Lunch was a variety of tapas in a small restaurant decorated with bull fighting memorabilia.
After lunch we walked through narrow streets towards the Alcazar de Los Reyes Cristianos passing a lovely entrance hall on the way.
The walls of the Alcazar de Los Reyes Cristianos were mighty. This fort was constructed in about 1328 by King Alfonso XI. It served as the royal residence when Christian kings stayed in Cordoba. In 1482 the Alcazar became headquarters for the Inquisition in Cordoba.
Just outside the Alcazar entrance gate a jovial artist captivated our group with small portraits done quickly with fingers on glass.
This imposing statue near the entrance is Alfonso X who first ordered the construction of the Alcazar which was later completed by Alfonso XI.
During its long history Cordoba was once a Roman city. It was conquered by Romans in 206 BCE. In 1959 a set of Roman floor mosaics were discovered under Cordoba's Corredera Square. They date from the 2nd and 3rd century AD and were once part of a Roman mansion. Now they are displayed on walls inside the Alcazar. Two examples are shown below.
Lovely gardens were associated with the Alcazar.
Statues of Ferdinand, Isabella, and Columbus were prominent in the garden.
As we left the Alcazar we passed this fruit-laden date palm.
Some approximation of religious tolerance existed for a time in Cordoba when three major religions lived together relatively peacefully during the 11th and 12th centuries. There was a significant Jewish presence in Cordoba, and this street, the Calle de Los Judios, was the location of a synagogue.
Embedded in the street were markers with Hebrew characters signifying Sephardic Jews.
The surviving synagogue was built in 1315. Its interior walls with Hebrew inscriptions are seen below.
Our next stop was the Mosque/Cathedral of Cordoba where we first encountered this imposing bell tower.
The entrance gate under the bell tower is the Puerta del Perdon where we saw the first example of blended Muslim and Christian symbols. The bell tower base was originally a minaret.
A beautiful ceiling attracted my attention overhead as we walked under the entrance arches.
A short walk through an interior courtyard, The Orange Tree Courtyard, brought us inside the Mosque/Cathedral itself. My initial reaction to the breathtaking interior was, "Whoa!" The immense forest of columns and colorful arches built in 785 seemed to extend to infinity. Many of the columns are recycled ancient Roman columns. Once again, single photos fail to capture the vast beauty in this building.
A fascinating blend of Muslim and Christian architecture was on display in several locations.
Once again, my head was spinning trying to see incredible sights in all directions. I left the local guide to wander around on my own.
As pointed out by the local guide, it was obvious how conquering Christians had purposely inserted a Christian cathedral right in the heart of the Muslim mosque.
After seeing the glorious Mosque/Cathedral we strolled back to the hotel wandering through streets of Cordoba.

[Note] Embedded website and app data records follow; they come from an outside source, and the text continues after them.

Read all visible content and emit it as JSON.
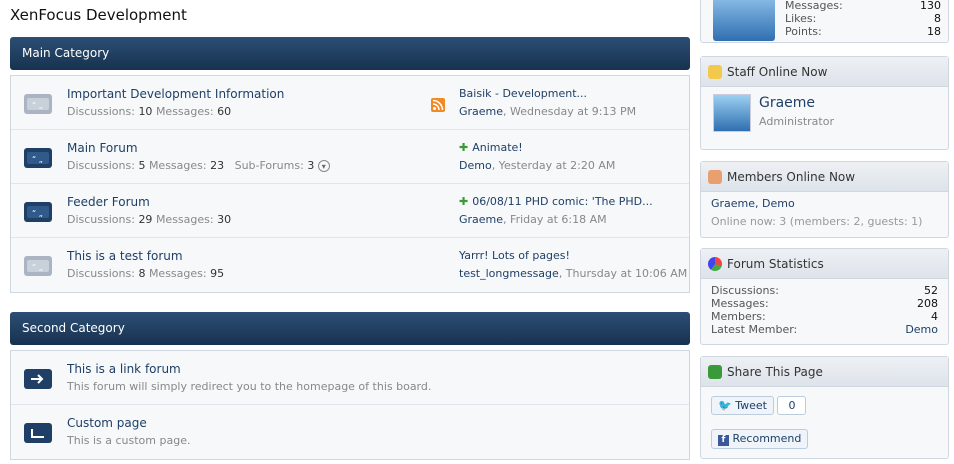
{
  "page_title": "XenFocus Development",
  "categories": [
    {
      "title": "Main Category",
      "nodes": [
        {
          "title": "Important Development Information",
          "stats": [
            {
              "label": "Discussions:",
              "value": "10"
            },
            {
              "label": "Messages:",
              "value": "60"
            }
          ],
          "last_title": "Baisik - Development...",
          "last_user": "Graeme",
          "last_date": ", Wednesday at 9:13 PM",
          "has_rss": true,
          "icon_style": "read"
        },
        {
          "title": "Main Forum",
          "stats": [
            {
              "label": "Discussions:",
              "value": "5"
            },
            {
              "label": "Messages:",
              "value": "23"
            }
          ],
          "subforums_label": "Sub-Forums:",
          "subforums_value": "3",
          "last_title": "Animate!",
          "last_user": "Demo",
          "last_date": ", Yesterday at 2:20 AM",
          "icon_style": "unread"
        },
        {
          "title": "Feeder Forum",
          "stats": [
            {
              "label": "Discussions:",
              "value": "29"
            },
            {
              "label": "Messages:",
              "value": "30"
            }
          ],
          "last_title": "06/08/11 PHD comic: 'The PHD...",
          "last_user": "Graeme",
          "last_date": ", Friday at 6:18 AM",
          "icon_style": "unread"
        },
        {
          "title": "This is a test forum",
          "stats": [
            {
              "label": "Discussions:",
              "value": "8"
            },
            {
              "label": "Messages:",
              "value": "95"
            }
          ],
          "last_title": "Yarrr! Lots of pages!",
          "last_user": "test_longmessage",
          "last_date": ", Thursday at 10:06 AM",
          "icon_style": "read"
        }
      ]
    },
    {
      "title": "Second Category",
      "nodes": [
        {
          "title": "This is a link forum",
          "description": "This forum will simply redirect you to the homepage of this board."
        },
        {
          "title": "Custom page",
          "description": "This is a custom page."
        }
      ]
    }
  ],
  "sidebar": {
    "top_stats": [
      {
        "label": "Messages:",
        "value": "130"
      },
      {
        "label": "Likes:",
        "value": "8"
      },
      {
        "label": "Points:",
        "value": "18"
      }
    ],
    "staff_online": {
      "heading": "Staff Online Now",
      "name": "Graeme",
      "role": "Administrator"
    },
    "members_online": {
      "heading": "Members Online Now",
      "names_1": "Graeme",
      "sep": ", ",
      "names_2": "Demo",
      "summary": "Online now: 3 (members: 2, guests: 1)"
    },
    "forum_stats": {
      "heading": "Forum Statistics",
      "rows": [
        {
          "label": "Discussions:",
          "value": "52"
        },
        {
          "label": "Messages:",
          "value": "208"
        },
        {
          "label": "Members:",
          "value": "4"
        },
        {
          "label": "Latest Member:",
          "value": "Demo"
        }
      ]
    },
    "share": {
      "heading": "Share This Page",
      "tweet": "Tweet",
      "tweet_count": "0",
      "recommend": "Recommend"
    }
  },
  "colors": {
    "category_header": "#1f3f66",
    "link": "#1f3f66",
    "new_post": "#3a9a3a",
    "rss": "#f08a24"
  }
}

On the way we passed this attractive ceramic display.
I was happy to sit for a while in our hotel room, but energetic C went for a run in this park very near the hotel.
Tonight our late dinner consisted of oxtail, complete with intact tail bones! It was surprisingly tender and delicious. Tomorrow we head for our last stop, Madrid.

People say I'm crazy doing what I'm doing
Well they give me all kinds of warnings to save me from ruin
When I say that I'm o.k. well they look at me kind of strange
Surely you're not happy now you no longer play the game

People say I'm lazy dreaming my life away
Well they give me all kinds of advice designed to enlighten me
When I tell them that I'm doing fine watching shadows on the wall
Don't you miss the big time boy you're no longer on the ball

I'm just sitting here watching the wheels go round and round
I really love to watch them roll
No longer riding on the merry-go-round
I just had to let it go

John Lennon